He gave up his naval career when the King died, and Elizabeth became Queen.
While Prince Philip was still in the navy, the couple had their first two children - Charles born in 1948 and Anne, born in 1950.
After ascending the throne, Queen Elizabeth II gave birth to Prince Andrew in 1960 and Prince Edward in 1964.
Ms Howard said the relationship faced unique challenges, especially when Elizabeth became Queen.
"For most married couples there is a bit of getting used to the dynamics of living with one another and being together, especially in the late 1940s when man was head of the household," she said.
"But of course, they had a very unique situation with Elizabeth going on to be Queen."
In public, it was "always Queen first" but the marriage was more traditional when the family was at home.
"Despite the fact that for the vast majority of their life it has been 'Queen and Prince', behind closed doors Philip took the lead and he is the head of the household in that respect," Ms Howard said.
The Queen conferred on him the title of Prince of the United Kingdom in 1957.
The Duke regularly appeared three paces behind his wife (as dictated by royal protocol) on extensive tours throughout the Commonwealth.
Since 1952, he attended 22,219 solo engagements and delivered 5496 speeches until his retirement in 2017.
In 2009, the Duke became the longest-serving British consort.
He also travelled on his own account on more than 620 occasions, visiting 143 countries.
That included a trip to Antarctica in 1956-57, when he was part of the Commonwealth Trans-
He also used the time to visit many of the island communities in the Indian Ocean, South Pacific and Atlantic.
It was around this time that a tribe on the island of Tanna in Vanuatu began to worship him as a divine being.
The Prince Philip Movement continues to this day, with villagers creating shrines filled with framed photographs of the Duke.

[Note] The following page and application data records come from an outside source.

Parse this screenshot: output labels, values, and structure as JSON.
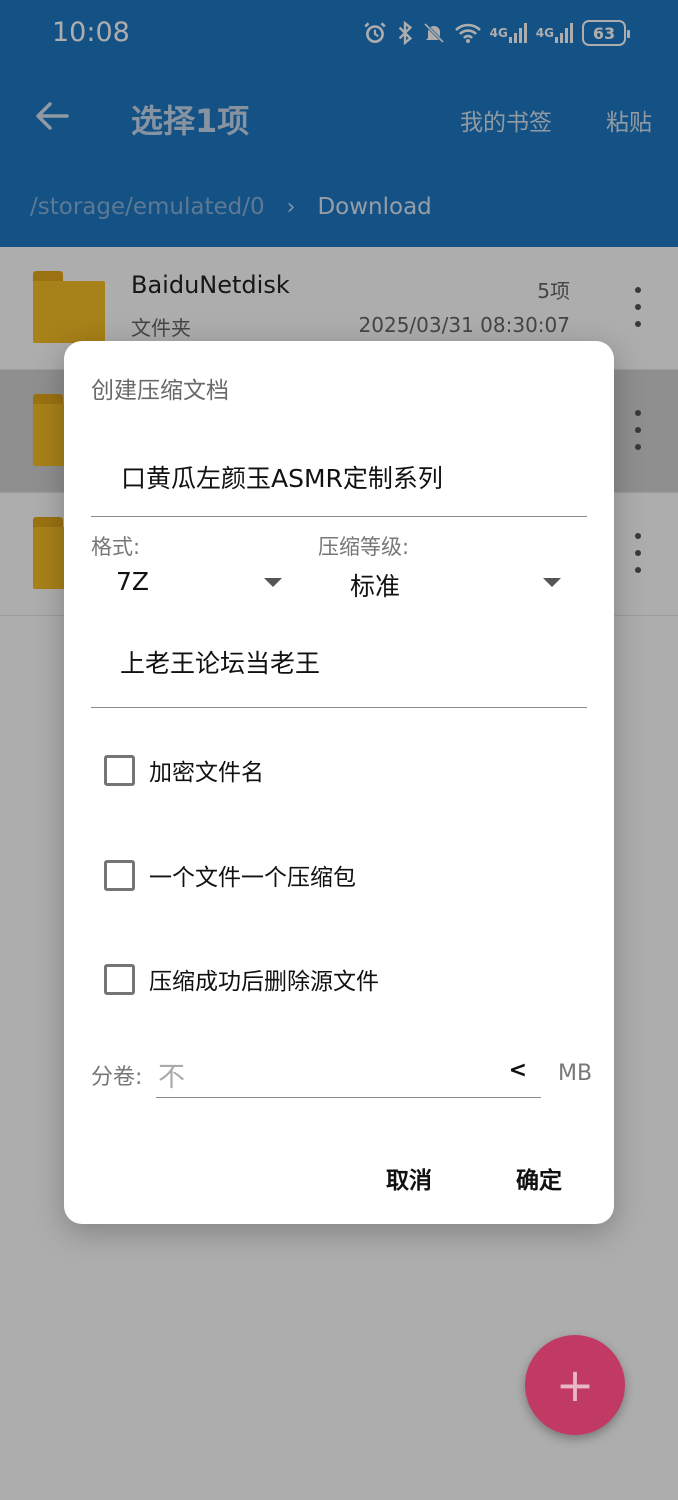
{
  "status_bar": {
    "time": "10:08",
    "battery": "63",
    "net1": "4G",
    "net2": "4G"
  },
  "appbar": {
    "title": "选择1项",
    "bookmark_label": "我的书签",
    "paste_label": "粘贴"
  },
  "breadcrumb": {
    "root": "/storage/emulated/0",
    "current": "Download"
  },
  "list": {
    "rows": [
      {
        "name": "BaiduNetdisk",
        "sub": "文件夹",
        "count": "5项",
        "date": "2025/03/31 08:30:07"
      }
    ]
  },
  "dialog": {
    "title": "创建压缩文档",
    "archive_name": "口黄瓜左颜玉ASMR定制系列",
    "format_label": "格式:",
    "format_value": "7Z",
    "level_label": "压缩等级:",
    "level_value": "标准",
    "password": "上老王论坛当老王",
    "cb_encrypt": "加密文件名",
    "cb_one_per_file": "一个文件一个压缩包",
    "cb_delete_source": "压缩成功后删除源文件",
    "volume_label": "分卷:",
    "volume_placeholder": "不",
    "volume_unit": "MB",
    "cancel": "取消",
    "ok": "确定"
  },
  "colors": {
    "appbar": "#1E78C3",
    "fab": "#C13A63",
    "folder": "#F6BF25"
  }
}
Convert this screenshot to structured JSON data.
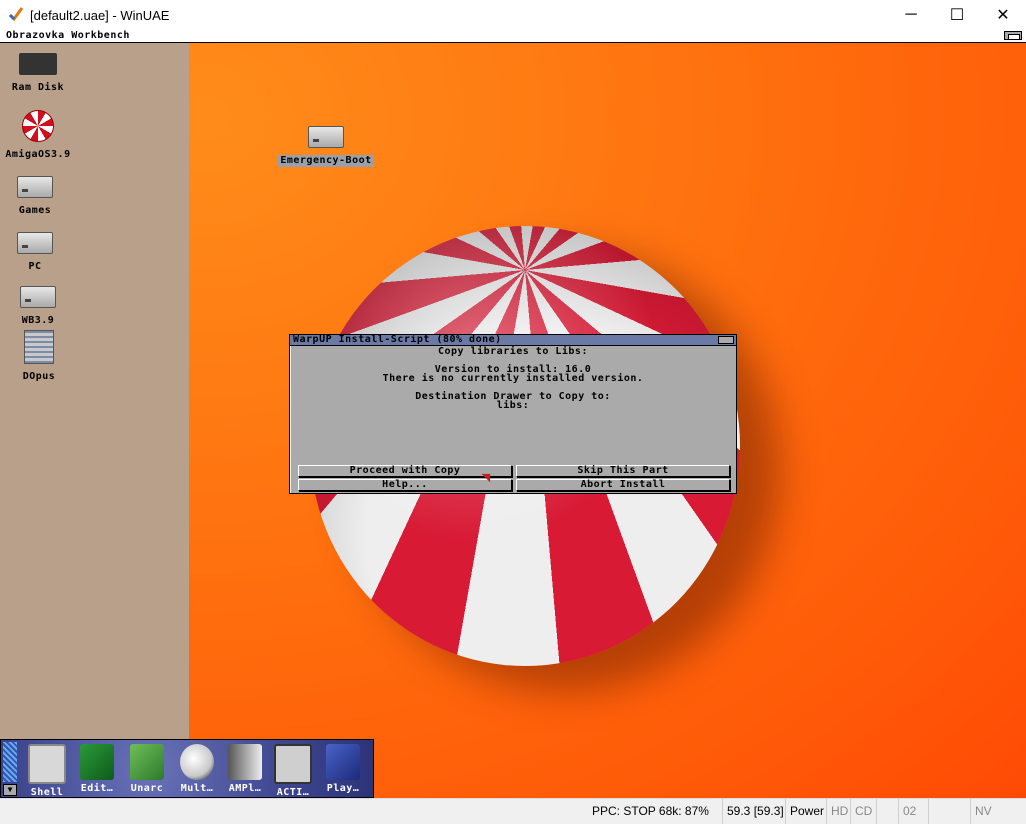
{
  "window": {
    "title": "[default2.uae] - WinUAE",
    "app_icon": "winuae-checkmark-icon",
    "controls": {
      "minimize": "─",
      "maximize": "☐",
      "close": "✕"
    }
  },
  "screen": {
    "title": "Obrazovka Workbench"
  },
  "desktop_icons": [
    {
      "label": "Ram Disk",
      "icon": "ram-chip-icon"
    },
    {
      "label": "AmigaOS3.9",
      "icon": "boing-disk-icon"
    },
    {
      "label": "Games",
      "icon": "harddrive-icon"
    },
    {
      "label": "PC",
      "icon": "harddrive-icon"
    },
    {
      "label": "WB3.9",
      "icon": "harddrive-icon"
    },
    {
      "label": "DOpus",
      "icon": "dopus-icon"
    },
    {
      "label": "Emergency-Boot",
      "icon": "boot-drive-icon"
    }
  ],
  "dialog": {
    "title": "WarpUP Install-Script (80% done)",
    "progress": 0.8,
    "lines": [
      "Copy libraries to Libs:",
      "Version to install: 16.0",
      "There is no currently installed version.",
      "Destination Drawer to Copy to:",
      "libs:"
    ],
    "buttons": {
      "proceed": "Proceed with Copy",
      "skip": "Skip This Part",
      "help": "Help...",
      "abort": "Abort Install"
    }
  },
  "dock": {
    "items": [
      {
        "label": "Shell"
      },
      {
        "label": "Edit…"
      },
      {
        "label": "Unarc"
      },
      {
        "label": "Mult…"
      },
      {
        "label": "AMPl…"
      },
      {
        "label": "ACTI…"
      },
      {
        "label": "Play…"
      }
    ],
    "arrow": "▼"
  },
  "statusbar": {
    "ppc": "PPC: STOP 68k: 87%",
    "fps": "59.3 [59.3]",
    "power": "Power",
    "hd": "HD",
    "cd": "CD",
    "drive": "02",
    "nv": "NV"
  },
  "colors": {
    "desktop_orange": "#ff7410",
    "left_panel": "#b8a08a",
    "dialog_gray": "#aaaaaa",
    "dialog_title_blue": "#6b7aa5",
    "boing_red": "#d81a35"
  }
}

Proud and forceful, the Prince also had a rebellious streak and would regularly drive himself
incognito around London in his own decommissioned black taxi.
Ms Howard said Prince Philip's controversial sense of humour was a way to "break the ice" and help make others feel comfortable.
During a trip to Ghana, where he was told there were 200 members of parliament, he said: "That's about the right number. We have 650 and most of them are a complete bloody waste of time."
Defending his brusqueness, the Prince once said that it was, "safer not to be too popular. You can't fall too far".
As well as his regular royal duties, the Prince followed his passions of conservation, art, engineering, sailing, chariot racing and flying.
He was also the patron, president or member of nearly 800 organisations, many of which related to his scientific, environmental or engineering interests.
In 1956, he established the Duke of Edinburgh awards, which have inspired more than four million young people worldwide to become more active and involved in their communities.
Ms Howard said Prince Philip was more than just a "shoulder to cry on" for the Queen.
"He's also quite an astute man so I'm sure he passed on advice for how to handle these politicians who've come to talk to her and how to go about things," she said.
"I think they've helped one another."
On their golden wedding anniversary in 1997, the Queen spoke of her husband's devotion.
"He is someone who doesn't take easily to compliments but he has, quite simply, been my strength and stay all these years, and I, and his whole family, and this and many other countries, owe him a debt greater than he would ever claim, or we shall ever know," she said.
As his former private secretary Michael Parker revealed: "He told me the first day he offered me my job that his job, first, second and last, was never to let her down."
Originally published as Unconventional Philip put family first